TASK ITEM — Select all lines in the records that include "JSON".

SUPPLIED DATA —

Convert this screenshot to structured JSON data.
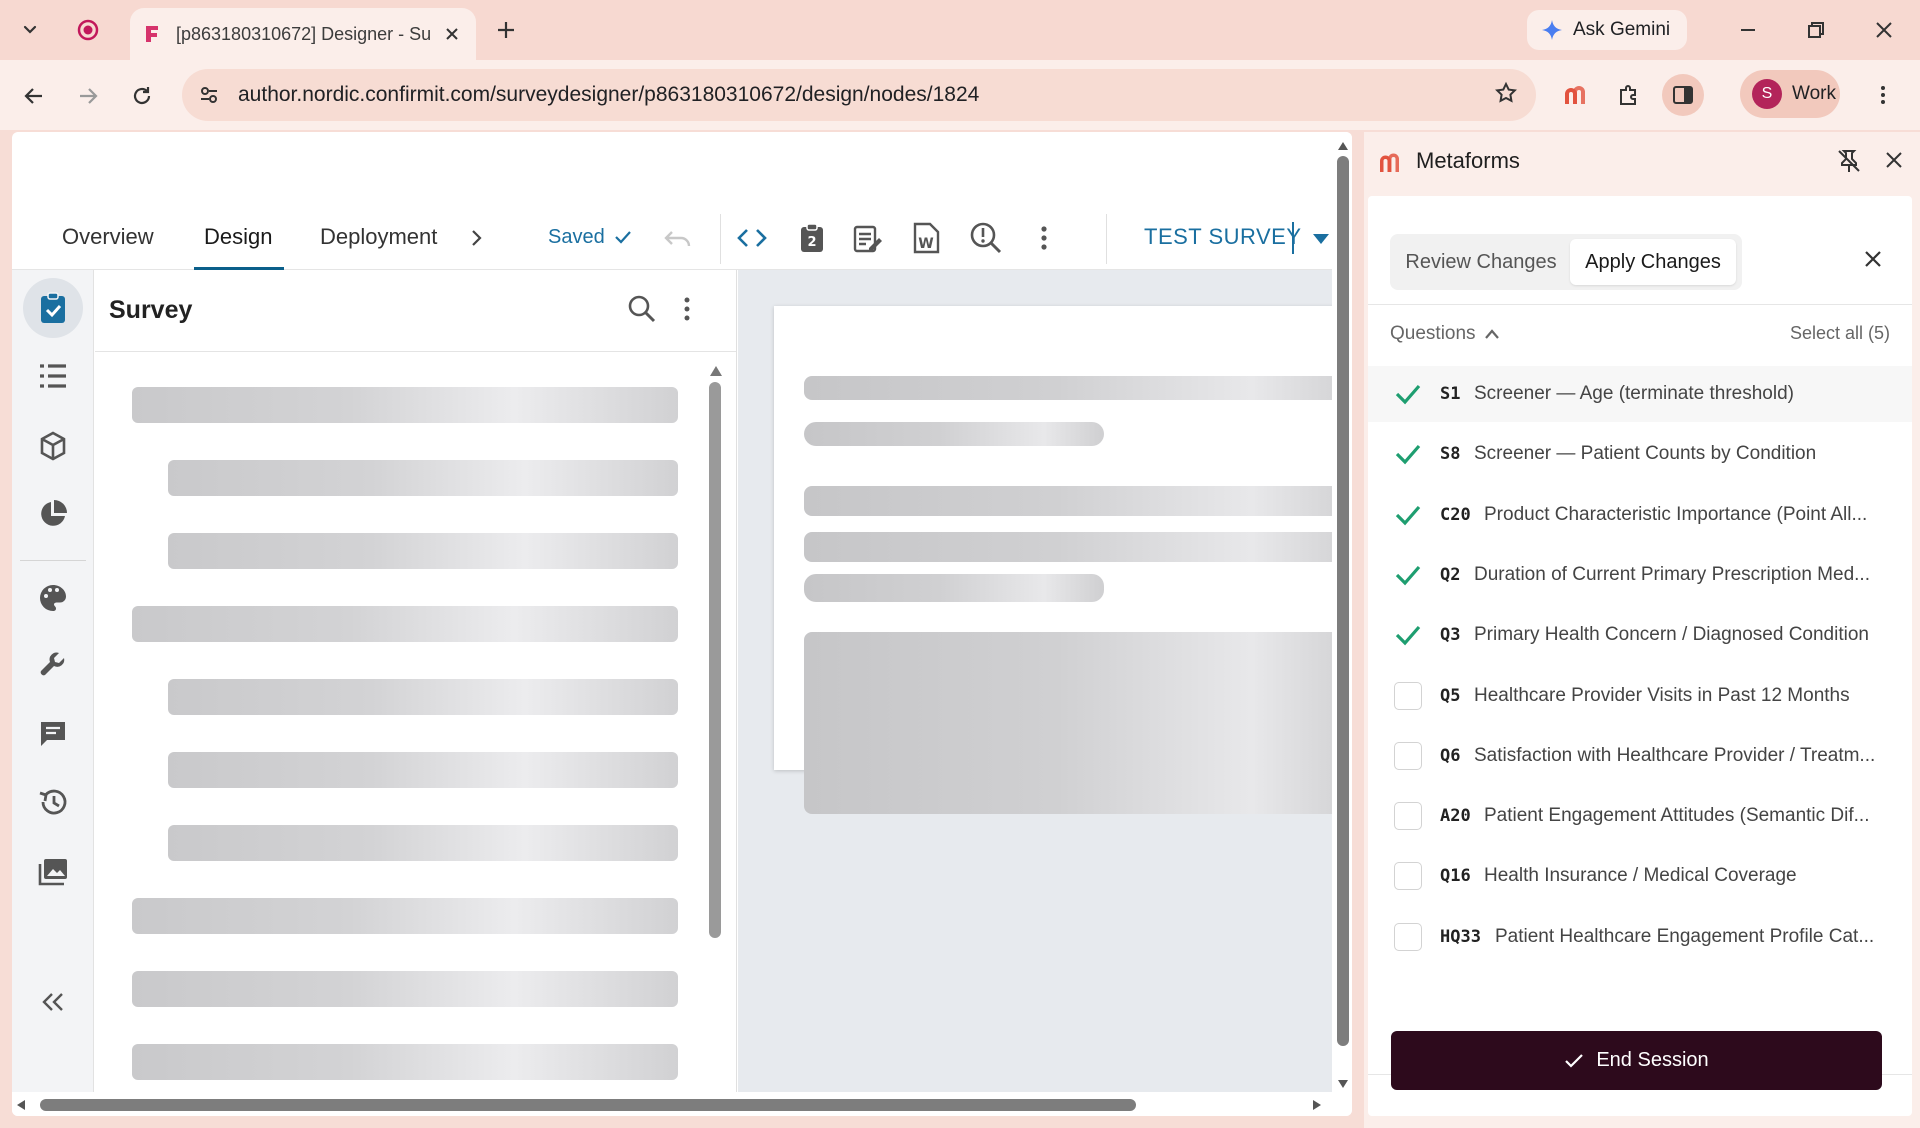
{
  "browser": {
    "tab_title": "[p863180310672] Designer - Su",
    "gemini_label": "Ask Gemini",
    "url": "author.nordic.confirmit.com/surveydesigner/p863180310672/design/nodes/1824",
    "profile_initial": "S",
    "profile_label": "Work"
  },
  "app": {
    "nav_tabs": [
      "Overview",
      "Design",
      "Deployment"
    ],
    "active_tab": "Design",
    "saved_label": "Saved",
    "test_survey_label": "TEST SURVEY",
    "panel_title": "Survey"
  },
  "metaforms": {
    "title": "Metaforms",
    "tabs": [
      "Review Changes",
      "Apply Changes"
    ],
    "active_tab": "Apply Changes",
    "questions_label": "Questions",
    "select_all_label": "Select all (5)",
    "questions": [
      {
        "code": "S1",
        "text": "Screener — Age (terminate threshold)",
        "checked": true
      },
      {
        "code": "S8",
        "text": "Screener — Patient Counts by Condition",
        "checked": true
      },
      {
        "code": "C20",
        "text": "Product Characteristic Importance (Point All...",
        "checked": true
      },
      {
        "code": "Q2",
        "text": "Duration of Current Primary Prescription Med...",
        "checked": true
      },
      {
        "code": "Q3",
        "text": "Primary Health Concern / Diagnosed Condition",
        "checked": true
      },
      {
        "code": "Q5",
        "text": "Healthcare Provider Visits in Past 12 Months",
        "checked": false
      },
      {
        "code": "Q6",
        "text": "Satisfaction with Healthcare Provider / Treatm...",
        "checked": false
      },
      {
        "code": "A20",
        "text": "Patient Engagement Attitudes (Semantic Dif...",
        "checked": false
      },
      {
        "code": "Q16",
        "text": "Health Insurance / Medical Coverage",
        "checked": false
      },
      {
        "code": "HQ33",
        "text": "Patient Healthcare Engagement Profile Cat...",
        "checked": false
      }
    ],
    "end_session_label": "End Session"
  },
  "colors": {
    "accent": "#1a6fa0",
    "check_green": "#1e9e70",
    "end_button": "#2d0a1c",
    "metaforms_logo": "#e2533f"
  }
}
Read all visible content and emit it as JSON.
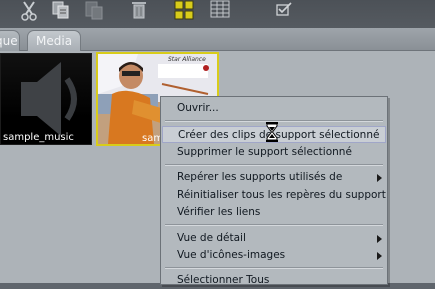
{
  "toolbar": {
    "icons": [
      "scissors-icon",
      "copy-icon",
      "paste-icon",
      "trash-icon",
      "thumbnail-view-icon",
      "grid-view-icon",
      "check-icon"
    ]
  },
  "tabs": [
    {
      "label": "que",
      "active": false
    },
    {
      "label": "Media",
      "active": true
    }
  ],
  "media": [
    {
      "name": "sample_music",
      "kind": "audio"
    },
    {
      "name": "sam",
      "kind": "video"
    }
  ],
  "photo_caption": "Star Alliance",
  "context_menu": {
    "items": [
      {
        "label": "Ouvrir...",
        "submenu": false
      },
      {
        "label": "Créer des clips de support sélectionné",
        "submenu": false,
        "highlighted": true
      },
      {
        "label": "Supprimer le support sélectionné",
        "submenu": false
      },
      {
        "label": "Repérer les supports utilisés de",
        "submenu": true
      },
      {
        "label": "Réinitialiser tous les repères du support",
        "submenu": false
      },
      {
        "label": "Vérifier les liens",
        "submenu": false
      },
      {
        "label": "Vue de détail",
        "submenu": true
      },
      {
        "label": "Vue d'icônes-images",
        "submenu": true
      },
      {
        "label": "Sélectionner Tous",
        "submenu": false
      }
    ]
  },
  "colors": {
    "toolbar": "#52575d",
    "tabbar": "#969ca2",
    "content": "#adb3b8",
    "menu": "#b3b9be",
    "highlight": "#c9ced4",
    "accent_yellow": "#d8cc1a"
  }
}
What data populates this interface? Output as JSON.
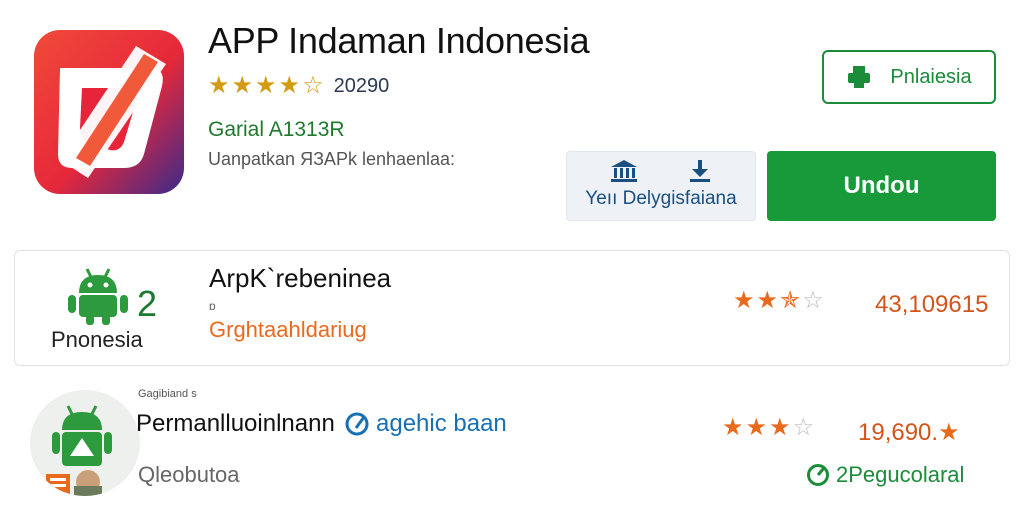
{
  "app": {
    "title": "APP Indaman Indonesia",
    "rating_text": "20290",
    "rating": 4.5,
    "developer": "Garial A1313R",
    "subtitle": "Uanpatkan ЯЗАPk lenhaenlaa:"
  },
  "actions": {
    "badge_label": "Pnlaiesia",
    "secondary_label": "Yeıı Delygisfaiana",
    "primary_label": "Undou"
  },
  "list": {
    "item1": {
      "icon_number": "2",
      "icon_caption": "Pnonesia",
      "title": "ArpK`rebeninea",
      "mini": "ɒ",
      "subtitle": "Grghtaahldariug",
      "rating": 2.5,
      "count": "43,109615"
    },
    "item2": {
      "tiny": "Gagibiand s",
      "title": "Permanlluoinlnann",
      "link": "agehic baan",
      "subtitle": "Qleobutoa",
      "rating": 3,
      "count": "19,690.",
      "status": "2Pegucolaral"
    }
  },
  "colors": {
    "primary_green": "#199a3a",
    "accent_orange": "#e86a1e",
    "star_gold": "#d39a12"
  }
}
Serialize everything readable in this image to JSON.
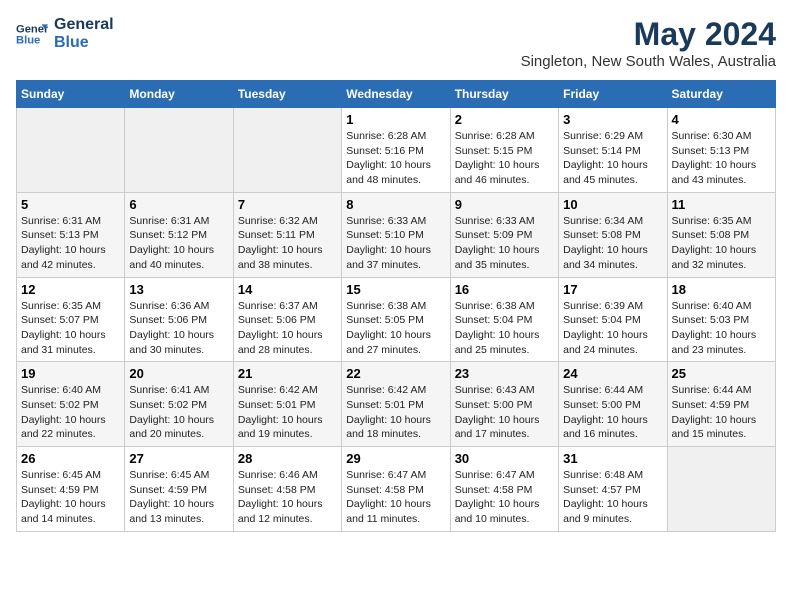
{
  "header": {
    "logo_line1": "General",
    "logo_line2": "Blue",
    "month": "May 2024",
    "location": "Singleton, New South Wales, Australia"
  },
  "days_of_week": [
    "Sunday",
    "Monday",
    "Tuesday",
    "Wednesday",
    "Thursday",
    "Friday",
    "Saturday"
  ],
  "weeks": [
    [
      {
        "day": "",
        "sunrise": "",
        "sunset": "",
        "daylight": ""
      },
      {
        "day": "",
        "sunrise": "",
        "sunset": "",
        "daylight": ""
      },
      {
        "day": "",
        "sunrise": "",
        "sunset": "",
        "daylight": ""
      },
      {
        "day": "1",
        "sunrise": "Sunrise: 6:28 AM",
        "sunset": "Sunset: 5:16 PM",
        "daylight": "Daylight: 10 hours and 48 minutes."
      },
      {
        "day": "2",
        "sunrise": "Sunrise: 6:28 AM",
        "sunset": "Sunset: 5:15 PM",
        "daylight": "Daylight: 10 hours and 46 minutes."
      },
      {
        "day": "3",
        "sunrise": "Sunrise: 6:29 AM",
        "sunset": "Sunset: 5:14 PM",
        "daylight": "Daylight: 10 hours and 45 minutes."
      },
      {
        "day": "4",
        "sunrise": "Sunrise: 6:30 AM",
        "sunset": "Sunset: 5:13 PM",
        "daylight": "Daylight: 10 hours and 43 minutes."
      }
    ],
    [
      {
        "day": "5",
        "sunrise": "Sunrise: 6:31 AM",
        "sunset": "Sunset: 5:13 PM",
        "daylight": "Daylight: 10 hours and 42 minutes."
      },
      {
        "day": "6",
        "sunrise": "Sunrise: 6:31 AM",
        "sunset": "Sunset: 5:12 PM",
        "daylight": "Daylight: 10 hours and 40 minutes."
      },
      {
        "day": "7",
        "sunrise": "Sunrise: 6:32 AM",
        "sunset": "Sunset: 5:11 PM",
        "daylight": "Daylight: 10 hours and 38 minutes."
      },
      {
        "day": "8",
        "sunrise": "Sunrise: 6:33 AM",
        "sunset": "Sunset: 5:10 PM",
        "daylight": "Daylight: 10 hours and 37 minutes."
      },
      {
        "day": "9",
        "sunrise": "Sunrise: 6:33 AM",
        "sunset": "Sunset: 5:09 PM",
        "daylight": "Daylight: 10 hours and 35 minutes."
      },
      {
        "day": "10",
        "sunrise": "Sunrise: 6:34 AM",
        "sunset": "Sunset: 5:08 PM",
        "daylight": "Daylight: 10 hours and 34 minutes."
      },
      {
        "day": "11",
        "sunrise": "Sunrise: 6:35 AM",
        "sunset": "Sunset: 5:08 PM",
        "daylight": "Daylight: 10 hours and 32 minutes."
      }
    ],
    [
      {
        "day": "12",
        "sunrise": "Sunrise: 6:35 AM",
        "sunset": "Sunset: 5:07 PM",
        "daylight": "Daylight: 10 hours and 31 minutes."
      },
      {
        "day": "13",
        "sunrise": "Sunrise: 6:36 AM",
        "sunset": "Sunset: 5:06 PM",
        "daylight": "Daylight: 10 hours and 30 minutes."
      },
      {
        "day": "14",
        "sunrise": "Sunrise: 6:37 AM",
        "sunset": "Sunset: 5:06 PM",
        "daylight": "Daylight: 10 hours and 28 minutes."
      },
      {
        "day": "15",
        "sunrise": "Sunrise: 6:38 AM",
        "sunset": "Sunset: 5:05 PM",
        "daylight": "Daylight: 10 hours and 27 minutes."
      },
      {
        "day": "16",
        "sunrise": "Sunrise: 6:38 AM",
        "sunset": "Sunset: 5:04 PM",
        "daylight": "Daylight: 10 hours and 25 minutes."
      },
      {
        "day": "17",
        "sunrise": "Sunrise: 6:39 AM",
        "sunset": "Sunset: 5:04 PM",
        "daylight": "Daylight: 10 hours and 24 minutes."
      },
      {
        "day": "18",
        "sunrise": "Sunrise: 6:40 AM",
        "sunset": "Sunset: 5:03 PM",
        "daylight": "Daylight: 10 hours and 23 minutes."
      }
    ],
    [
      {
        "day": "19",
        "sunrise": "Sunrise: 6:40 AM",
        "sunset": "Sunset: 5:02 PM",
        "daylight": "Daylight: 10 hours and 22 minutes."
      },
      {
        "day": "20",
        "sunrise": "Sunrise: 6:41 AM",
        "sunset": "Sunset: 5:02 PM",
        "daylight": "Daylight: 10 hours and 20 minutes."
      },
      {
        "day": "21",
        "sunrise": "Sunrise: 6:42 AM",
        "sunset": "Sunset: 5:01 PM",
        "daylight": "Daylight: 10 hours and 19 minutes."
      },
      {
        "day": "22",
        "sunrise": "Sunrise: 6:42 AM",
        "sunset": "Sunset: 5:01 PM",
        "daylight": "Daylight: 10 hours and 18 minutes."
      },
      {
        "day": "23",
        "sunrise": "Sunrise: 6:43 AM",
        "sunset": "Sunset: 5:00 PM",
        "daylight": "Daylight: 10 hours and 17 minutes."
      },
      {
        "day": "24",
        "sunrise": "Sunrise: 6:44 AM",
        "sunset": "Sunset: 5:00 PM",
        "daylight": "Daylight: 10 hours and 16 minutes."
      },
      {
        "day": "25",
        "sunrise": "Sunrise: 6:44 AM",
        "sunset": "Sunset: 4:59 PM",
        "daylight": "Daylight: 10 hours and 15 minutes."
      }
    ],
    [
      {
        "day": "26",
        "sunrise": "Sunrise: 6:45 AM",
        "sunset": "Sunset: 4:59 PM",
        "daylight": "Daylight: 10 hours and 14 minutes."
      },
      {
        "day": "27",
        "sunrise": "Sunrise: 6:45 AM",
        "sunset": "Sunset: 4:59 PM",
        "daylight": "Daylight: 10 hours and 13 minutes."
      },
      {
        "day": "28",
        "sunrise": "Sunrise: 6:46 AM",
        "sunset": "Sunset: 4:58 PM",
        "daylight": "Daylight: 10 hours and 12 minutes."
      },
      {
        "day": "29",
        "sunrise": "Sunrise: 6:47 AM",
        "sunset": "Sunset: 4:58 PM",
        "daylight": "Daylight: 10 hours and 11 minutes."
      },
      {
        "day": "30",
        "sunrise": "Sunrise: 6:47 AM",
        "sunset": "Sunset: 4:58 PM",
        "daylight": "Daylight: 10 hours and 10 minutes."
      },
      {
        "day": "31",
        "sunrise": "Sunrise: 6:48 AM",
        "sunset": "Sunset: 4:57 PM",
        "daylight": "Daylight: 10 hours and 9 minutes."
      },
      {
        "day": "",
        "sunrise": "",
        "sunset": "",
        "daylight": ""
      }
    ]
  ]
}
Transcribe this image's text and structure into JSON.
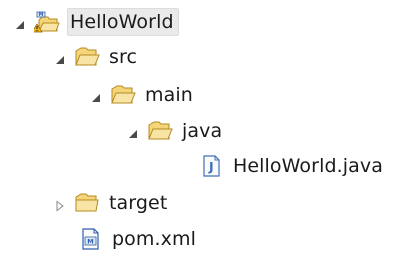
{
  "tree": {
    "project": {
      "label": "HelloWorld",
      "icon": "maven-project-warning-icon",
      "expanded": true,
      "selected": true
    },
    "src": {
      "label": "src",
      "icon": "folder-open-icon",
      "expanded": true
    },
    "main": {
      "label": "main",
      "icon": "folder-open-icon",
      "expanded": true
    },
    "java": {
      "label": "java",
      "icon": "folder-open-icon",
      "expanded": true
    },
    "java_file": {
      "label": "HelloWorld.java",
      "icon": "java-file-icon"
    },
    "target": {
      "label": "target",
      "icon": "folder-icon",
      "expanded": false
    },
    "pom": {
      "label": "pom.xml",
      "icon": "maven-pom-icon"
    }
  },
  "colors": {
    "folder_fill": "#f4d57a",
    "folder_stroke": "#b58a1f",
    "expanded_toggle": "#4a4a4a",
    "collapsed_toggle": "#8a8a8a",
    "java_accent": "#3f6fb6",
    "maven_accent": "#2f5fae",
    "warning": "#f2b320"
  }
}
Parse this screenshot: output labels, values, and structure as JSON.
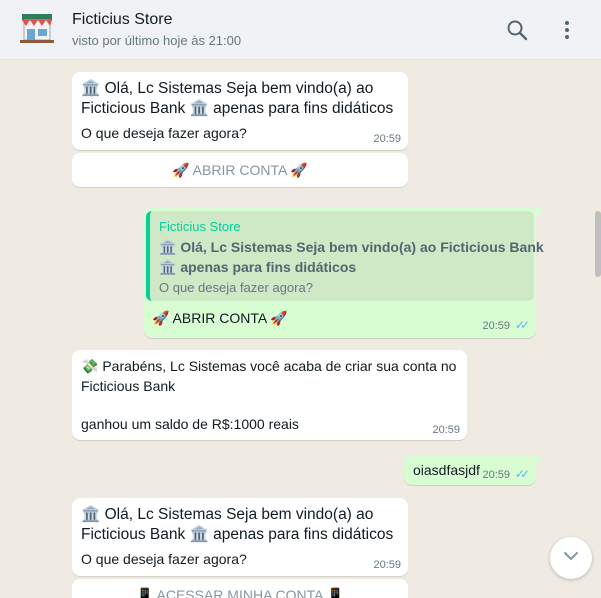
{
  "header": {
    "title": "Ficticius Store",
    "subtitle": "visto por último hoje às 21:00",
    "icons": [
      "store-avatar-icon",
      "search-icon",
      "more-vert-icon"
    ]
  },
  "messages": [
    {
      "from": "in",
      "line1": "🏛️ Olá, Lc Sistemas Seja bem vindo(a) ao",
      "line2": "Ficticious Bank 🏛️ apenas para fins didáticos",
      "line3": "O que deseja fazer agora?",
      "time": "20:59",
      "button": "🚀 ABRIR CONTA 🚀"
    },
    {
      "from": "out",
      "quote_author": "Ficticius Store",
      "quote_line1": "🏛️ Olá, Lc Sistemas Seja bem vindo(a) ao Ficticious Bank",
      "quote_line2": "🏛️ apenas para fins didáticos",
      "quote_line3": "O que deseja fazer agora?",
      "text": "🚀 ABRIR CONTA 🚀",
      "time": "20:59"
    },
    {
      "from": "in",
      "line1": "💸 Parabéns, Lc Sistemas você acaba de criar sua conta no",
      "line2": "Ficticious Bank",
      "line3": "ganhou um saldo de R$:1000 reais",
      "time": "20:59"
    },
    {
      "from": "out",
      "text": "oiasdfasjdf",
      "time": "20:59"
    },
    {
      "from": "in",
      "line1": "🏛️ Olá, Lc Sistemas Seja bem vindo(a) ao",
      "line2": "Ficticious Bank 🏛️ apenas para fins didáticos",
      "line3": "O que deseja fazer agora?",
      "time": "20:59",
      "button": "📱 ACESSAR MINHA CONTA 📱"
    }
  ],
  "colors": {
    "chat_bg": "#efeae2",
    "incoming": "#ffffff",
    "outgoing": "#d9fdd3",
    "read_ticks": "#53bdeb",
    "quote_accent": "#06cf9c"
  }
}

EXERCISE RESULT —
Convert this screenshot to structured JSON data.
Read all visible content and emit it as JSON.
What data populates this interface? Output as JSON.
Serialize everything readable in this image to JSON.
Transcribe this image's text and structure into JSON.
Parse this screenshot: output labels, values, and structure as JSON.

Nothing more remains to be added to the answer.